Lucid Culture

JAZZ, CLASSICAL MUSIC AND THE ARTS IN NEW YORK CITY

Magical, Pensively Conversational Improvisations From Josh Sinton’s Latest Project

The trio What Happens in a Year is a serendipitous meeting of minds, three guys who are great listeners and conversationalists. Formidable and incredibly mutable low-register multi-reedman Josh Sinton first brought guitarist Todd Neufeld and bassist Giacomo Merega into a rehearsal room to whip up some ideas he could flesh out for an album. Their rapport turned out to be so strong that Sinton decided simply to go with the trio’s spontaneous interactions as his first-ever full-length, completely improvised album, Cérémonie/Musique, streaming at Bandcamp.

As you would expect from Merega and Neufeld, the music here tends to be on the quiet side. As you would expect from Sinton, especially, it’s entertaining, not merely a pattern book to inspire other free jazz dudes. In the album’s opening number, La Politique des Auteurs, Sinton plays spare, rather wistful baritone sax phrases, Merega responding with one of his signature devices, spacious chords. Neufeld enters the picture with skeletal motives and lingering, distant menace. A bustle develops beneath Sinton’s airy lines; Merega’s bubbles evince jarring slashes from the guitar.
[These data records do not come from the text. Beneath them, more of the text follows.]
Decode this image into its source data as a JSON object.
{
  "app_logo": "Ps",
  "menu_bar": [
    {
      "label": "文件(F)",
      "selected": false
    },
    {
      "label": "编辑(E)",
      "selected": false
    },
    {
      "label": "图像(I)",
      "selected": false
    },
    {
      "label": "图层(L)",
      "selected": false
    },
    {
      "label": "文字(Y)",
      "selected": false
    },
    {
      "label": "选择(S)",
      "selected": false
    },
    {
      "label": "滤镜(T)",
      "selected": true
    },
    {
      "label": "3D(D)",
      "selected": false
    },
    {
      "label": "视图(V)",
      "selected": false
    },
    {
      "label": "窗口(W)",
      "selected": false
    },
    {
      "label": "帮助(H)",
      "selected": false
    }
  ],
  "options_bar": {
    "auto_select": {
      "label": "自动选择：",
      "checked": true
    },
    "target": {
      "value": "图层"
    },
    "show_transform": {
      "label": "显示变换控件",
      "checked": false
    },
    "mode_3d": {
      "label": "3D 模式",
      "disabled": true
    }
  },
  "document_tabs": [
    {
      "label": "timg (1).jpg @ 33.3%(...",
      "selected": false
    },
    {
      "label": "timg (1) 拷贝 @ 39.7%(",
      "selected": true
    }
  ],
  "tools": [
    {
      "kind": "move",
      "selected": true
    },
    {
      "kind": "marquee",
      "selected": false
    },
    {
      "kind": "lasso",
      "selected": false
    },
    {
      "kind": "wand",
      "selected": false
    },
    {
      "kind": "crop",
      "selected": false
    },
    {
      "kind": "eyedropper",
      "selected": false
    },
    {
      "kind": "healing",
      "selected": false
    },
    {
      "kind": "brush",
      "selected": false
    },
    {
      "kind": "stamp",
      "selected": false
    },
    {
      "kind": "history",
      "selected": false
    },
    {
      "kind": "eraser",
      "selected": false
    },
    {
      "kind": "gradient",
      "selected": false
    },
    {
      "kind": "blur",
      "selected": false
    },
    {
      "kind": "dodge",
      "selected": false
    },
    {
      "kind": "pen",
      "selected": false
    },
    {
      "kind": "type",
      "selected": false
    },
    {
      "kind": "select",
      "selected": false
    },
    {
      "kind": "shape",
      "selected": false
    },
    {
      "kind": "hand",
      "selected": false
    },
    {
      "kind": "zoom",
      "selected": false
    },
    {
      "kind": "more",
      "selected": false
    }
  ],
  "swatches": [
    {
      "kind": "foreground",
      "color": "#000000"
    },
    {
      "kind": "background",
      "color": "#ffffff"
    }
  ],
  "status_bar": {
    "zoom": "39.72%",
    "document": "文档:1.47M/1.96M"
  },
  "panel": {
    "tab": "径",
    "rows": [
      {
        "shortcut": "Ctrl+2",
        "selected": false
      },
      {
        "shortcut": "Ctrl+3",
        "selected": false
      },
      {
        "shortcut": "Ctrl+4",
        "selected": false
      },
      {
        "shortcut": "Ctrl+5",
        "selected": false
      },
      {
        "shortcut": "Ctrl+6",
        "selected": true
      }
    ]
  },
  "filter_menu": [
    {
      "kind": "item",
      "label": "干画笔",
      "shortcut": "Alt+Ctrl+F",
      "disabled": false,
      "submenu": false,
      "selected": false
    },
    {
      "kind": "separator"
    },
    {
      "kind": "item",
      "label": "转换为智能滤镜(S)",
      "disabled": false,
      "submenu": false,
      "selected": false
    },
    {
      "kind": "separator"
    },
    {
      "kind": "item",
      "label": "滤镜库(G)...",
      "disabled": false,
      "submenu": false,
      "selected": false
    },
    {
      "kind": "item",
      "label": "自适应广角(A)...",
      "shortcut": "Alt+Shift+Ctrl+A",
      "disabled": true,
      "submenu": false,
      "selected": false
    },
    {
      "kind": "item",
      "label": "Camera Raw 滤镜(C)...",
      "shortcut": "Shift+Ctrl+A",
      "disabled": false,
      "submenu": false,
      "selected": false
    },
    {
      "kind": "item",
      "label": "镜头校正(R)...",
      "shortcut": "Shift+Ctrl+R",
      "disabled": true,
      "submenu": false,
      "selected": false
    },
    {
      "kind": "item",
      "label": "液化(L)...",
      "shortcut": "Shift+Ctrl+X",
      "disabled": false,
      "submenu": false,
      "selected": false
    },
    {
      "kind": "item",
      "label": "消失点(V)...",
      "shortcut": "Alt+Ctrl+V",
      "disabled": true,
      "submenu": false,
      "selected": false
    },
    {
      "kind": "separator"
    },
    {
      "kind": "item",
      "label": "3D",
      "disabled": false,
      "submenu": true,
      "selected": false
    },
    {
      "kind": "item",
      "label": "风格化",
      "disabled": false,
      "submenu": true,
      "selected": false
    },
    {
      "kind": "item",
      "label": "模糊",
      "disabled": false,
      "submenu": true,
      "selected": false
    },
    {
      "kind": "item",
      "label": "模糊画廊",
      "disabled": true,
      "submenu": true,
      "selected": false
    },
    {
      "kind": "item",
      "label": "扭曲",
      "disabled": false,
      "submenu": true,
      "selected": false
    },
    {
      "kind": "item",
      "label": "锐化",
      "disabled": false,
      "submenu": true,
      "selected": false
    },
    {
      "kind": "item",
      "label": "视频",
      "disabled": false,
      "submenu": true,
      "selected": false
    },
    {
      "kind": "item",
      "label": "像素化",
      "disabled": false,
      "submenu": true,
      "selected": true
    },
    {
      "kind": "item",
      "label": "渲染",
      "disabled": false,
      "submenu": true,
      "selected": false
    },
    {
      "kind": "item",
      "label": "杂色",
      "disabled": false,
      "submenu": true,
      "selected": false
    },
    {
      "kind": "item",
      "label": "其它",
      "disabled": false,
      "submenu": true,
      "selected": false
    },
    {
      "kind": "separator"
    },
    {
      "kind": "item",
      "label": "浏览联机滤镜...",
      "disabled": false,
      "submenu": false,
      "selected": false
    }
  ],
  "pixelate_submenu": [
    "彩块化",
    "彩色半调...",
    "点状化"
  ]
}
Sepulchral ambience punctuated by the occasional cry is the central premise of Algernon, a magically austere soundscape. Change of Scene is much the same: lingering bass clarinet from Sinton, spare volume-knob swells and brooding figures from Neufeld and shadowy low end from Merega…all of which hardly telegraph the sotto-voce revelry to come.

The dissociative low-register prowl from Sinton – back on baritone sax – and Merega in Sleepwalk Digest is spot-on, Neufeld adding unexpectedly wary, skronky accents and menacingly steady, slow chordal cascades. The guitarist’s morosely tolling lines take centerstage over his bandmates’ floating, flitting, ghostly presence in Untethered.

The group follow the same pattern, but even more spaciously and skeletally, in Netherland, at first the most haunting yet ultimately the funniest piece here. They close the album with Music From a Locked Room, an extended, triangulated pitch-and-follow scenario. What a beautifully enveloping headphone album: you’ll undoubtedly see this on a lot of best-of lists at the end of the year.

November 6, 2020 Posted by | jazz, Music, music, concert, review, Reviews | , , , , , , , , , , , | Leave a comment

CD Review: The Samuel Blaser Quartet – Pieces of Old Sky

This is what free jazz ought to sound like. While there’s definitely plenty of composition here, there’s also an extraordinary amount of listening and the smart, thoughtful playing that good musicians do when they’re all tuned into each other. Trombonist Samuel Blaser leads the crew and gets extra props for putting this particular unit together. This is one of those albums that the drummer absolutely owns: Tyshawn Sorey rumbles underneath, methodically like a subway (by turns a steady local train, a work train inching by or an occasional express roaring along) as guitarist Todd Neufeld and bassist Thomas Morgan add shade and color in a stunning display of minimalist precision. No wasted notes here!

Blaser gets the over seventeen-minute title track to work off a stately, thoughtful five-note riff punctuated by stillness and deftly placed accents by Neufeld and Morgan. As with the rest of the tracks here, there’s more following and echoing than there is actual interplay, the musicians taking turns building off a minute, intricate phrase, almost a contest where the winner is he who can say the most with the least. Which with generally quiet music is an admirable goal. On this song, guitar and then bass maintain suspense two steps behind the beat, which at a lento crawl is a lot harder than it sounds. Blaser’s unexpectedly triumphant windup to the song actually adds an undercurrent of unease (that device will recur later to rousing effect).

The second cut, Red Hook scurries without actually scurrying – Blaser’s trombone runs it alone as the rhythm section stays terse and deliberate with vivid washes of sound from Neufeld’s guitar. They follow it with the pensive, plaintive Choral I (which they return to as a concluding theme), and then the aptly titled Mystical Circle, Blaser remaining defiantly casual, even out-of-focus throughout a series of methodical descending progressions. The dark, murky, minor-key Mandala is nothing short of phantasmagorical; by contrast, Speed Game is tongue-in-cheek, more a series of relays than any kind of sprint. This quiet, deft display of talent is nothing short of a stealth contender for one of the best jazz albums of 2009.

October 28, 2009 Posted by | jazz, Music, music, concert, review, Reviews | , , , , , , , , , , , , , , | 1 Comment